Dr Bhubhindar Singh Associate Professor and Associate Dean (Academic Affairs); Head of Graduate Studies
Dr Bhubhindar Singh
Japan is faced with a serious strategic dilemma presented by the intensifying US-China strategic competition. On the one hand, it supports the maintenance of the status quo defined by the US hegemony and its related liberal internationalist features. Not only has the US-led order brought peace, stability and prosperity to Japan, it also served as a deterrent to the emergence of a Chinese-led order in East Asia. On the other hand, Japan is also concerned about the relative weakening of the US influence and power in the Indo-Pacific vis-à-vis China’s emergence as a peer competitor status to the US. This would mean a weakened US guarantee of Japan’s national security and greater likelihood of the emergence of a Chinese-led order in East Asia. This paper poses two questions: how is Japan responding to this dilemma caused by the intensifying US-China competition?

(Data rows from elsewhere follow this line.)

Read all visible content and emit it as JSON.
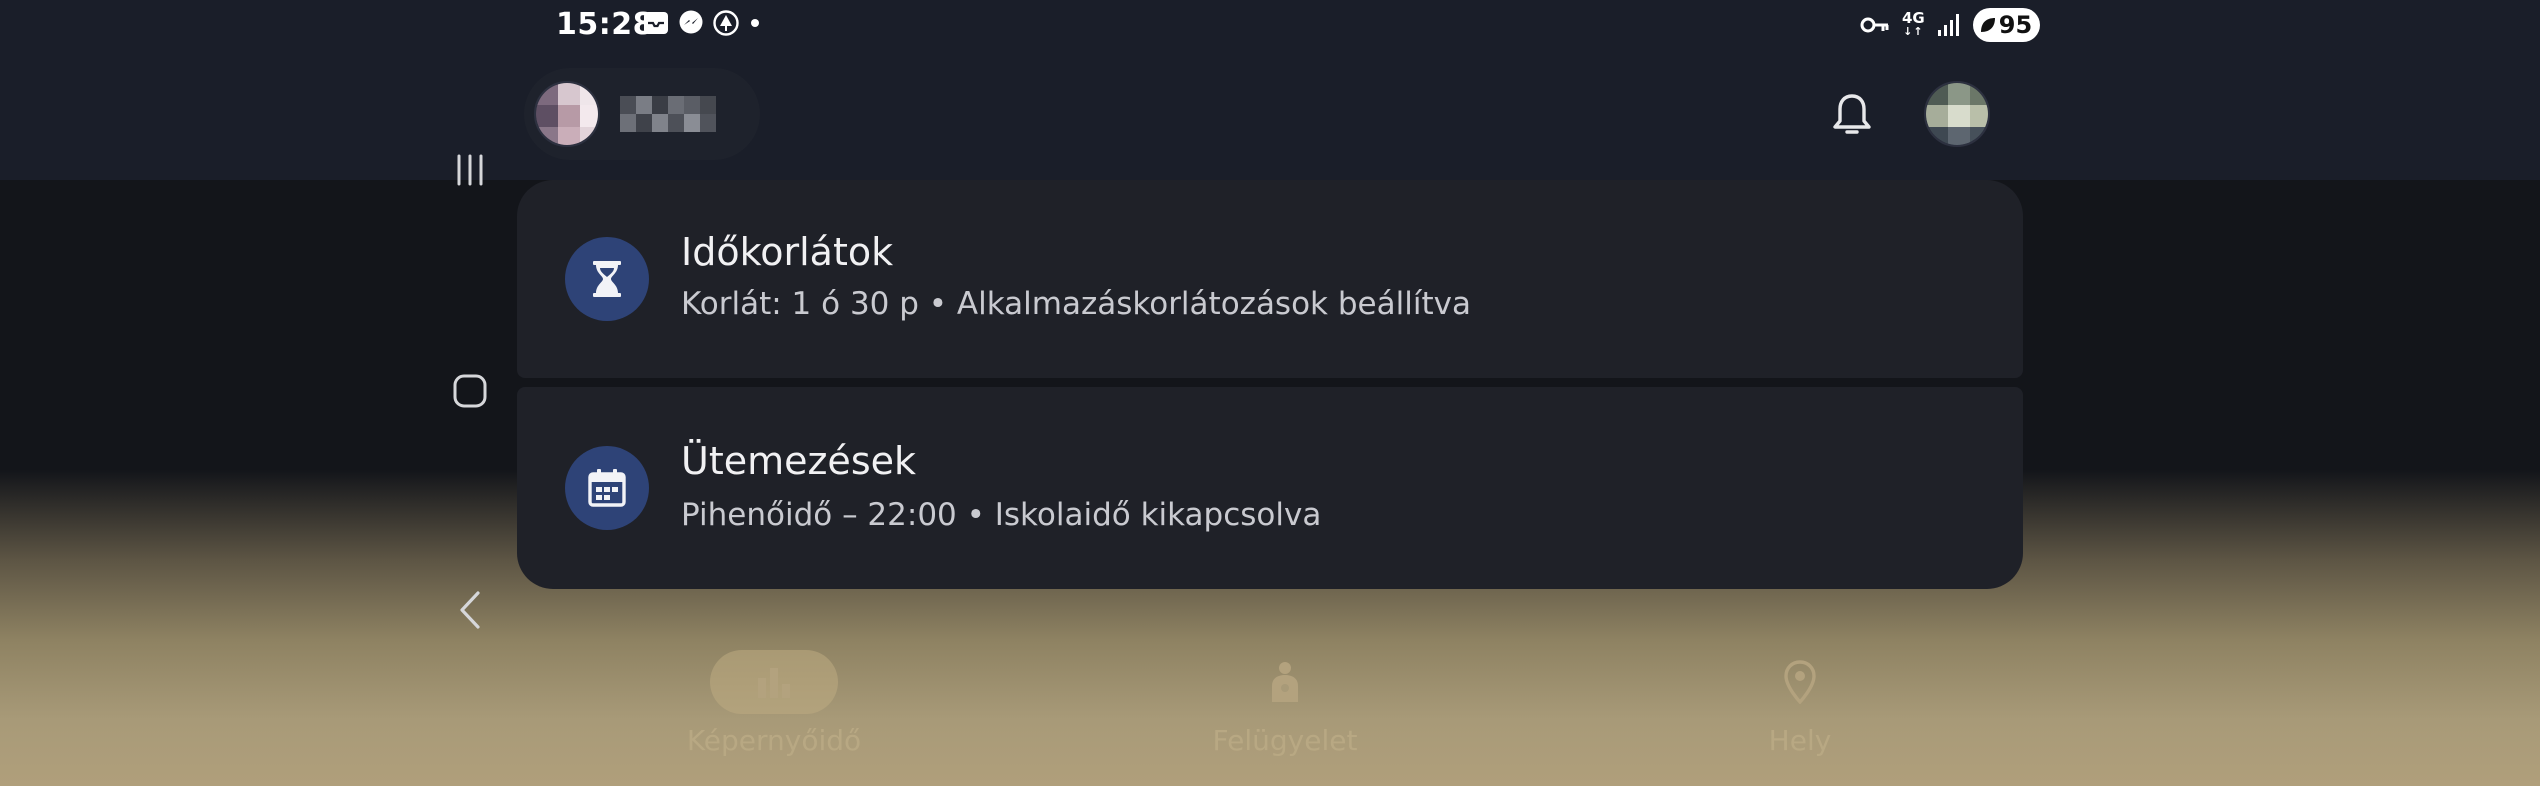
{
  "status_bar": {
    "time": "15:28",
    "network": "4G",
    "battery": "95",
    "notification_icons": [
      "inbox-icon",
      "messenger-icon",
      "tree-icon",
      "dot-icon"
    ],
    "system_icons": [
      "vpn-key-icon",
      "network-4g-icon",
      "signal-icon",
      "battery-saver-icon"
    ]
  },
  "header": {
    "account_avatar_icon": "avatar-icon",
    "bell_icon": "bell-icon",
    "profile_avatar_icon": "avatar-icon"
  },
  "cards": [
    {
      "icon": "hourglass-icon",
      "title": "Időkorlátok",
      "subtitle": "Korlát: 1 ó 30 p • Alkalmazáskorlátozások beállítva"
    },
    {
      "icon": "calendar-icon",
      "title": "Ütemezések",
      "subtitle": "Pihenőidő – 22:00 • Iskolaidő kikapcsolva"
    }
  ],
  "bottom_nav": [
    {
      "icon": "bar-chart-icon",
      "label": "Képernyőidő",
      "selected": true
    },
    {
      "icon": "child-supervision-icon",
      "label": "Felügyelet",
      "selected": false
    },
    {
      "icon": "location-pin-icon",
      "label": "Hely",
      "selected": false
    }
  ],
  "system_nav": [
    "recents-icon",
    "home-icon",
    "back-icon"
  ],
  "colors": {
    "card_background": "#1f2128",
    "icon_circle": "#2e4377",
    "header_background": "#1a1e29"
  }
}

And what type of foreign policy is Japan pursuing?
|Theme:||Conflict and Stability / Country and Region Studies / General|
|Region:||Americas / Central Asia / East Asia and Asia Pacific|